→ **Problem description**: Filter the entries, keeping every line with the word "from".

→ **Supplied records**:
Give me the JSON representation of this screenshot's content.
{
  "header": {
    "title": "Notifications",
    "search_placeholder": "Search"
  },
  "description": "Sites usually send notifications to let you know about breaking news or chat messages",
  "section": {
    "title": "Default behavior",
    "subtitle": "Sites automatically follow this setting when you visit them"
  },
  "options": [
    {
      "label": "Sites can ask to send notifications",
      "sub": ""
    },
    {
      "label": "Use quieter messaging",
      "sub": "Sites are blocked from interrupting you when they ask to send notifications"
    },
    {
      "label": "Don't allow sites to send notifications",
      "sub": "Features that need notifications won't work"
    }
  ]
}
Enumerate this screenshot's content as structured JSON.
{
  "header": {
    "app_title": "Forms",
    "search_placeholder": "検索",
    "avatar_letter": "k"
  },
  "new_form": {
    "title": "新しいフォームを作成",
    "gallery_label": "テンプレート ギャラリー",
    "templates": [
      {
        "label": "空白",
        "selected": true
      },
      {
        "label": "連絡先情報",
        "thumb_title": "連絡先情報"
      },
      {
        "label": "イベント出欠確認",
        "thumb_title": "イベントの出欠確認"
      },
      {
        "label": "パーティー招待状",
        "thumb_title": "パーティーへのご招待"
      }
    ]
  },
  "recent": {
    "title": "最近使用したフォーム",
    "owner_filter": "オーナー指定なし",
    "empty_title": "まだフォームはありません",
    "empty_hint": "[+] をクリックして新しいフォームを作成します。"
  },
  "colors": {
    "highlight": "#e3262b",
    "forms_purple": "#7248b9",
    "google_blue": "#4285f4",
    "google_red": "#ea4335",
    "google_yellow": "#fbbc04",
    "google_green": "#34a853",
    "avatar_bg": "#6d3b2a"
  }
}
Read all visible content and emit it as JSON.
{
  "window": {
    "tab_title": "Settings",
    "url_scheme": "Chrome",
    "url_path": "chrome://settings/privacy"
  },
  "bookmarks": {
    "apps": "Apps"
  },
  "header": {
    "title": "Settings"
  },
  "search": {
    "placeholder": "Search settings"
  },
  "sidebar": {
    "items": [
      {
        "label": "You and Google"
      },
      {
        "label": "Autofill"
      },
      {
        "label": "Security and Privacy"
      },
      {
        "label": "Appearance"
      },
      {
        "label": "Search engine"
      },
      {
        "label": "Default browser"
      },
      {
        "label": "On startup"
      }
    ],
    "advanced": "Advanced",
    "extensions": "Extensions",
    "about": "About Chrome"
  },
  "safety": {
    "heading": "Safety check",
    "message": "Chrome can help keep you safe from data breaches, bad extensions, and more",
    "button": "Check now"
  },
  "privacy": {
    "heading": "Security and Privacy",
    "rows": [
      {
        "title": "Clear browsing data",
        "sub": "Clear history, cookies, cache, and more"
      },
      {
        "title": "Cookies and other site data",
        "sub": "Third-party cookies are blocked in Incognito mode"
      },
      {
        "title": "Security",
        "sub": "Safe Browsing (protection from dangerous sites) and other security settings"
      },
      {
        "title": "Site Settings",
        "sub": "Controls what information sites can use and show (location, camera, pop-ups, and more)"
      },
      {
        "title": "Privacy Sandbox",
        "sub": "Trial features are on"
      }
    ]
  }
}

→ **Reply**:
      "sub": "Sites are blocked from interrupting you when they ask to send notifications"
    "message": "Chrome can help keep you safe from data breaches, bad extensions, and more",
        "sub": "Safe Browsing (protection from dangerous sites) and other security settings"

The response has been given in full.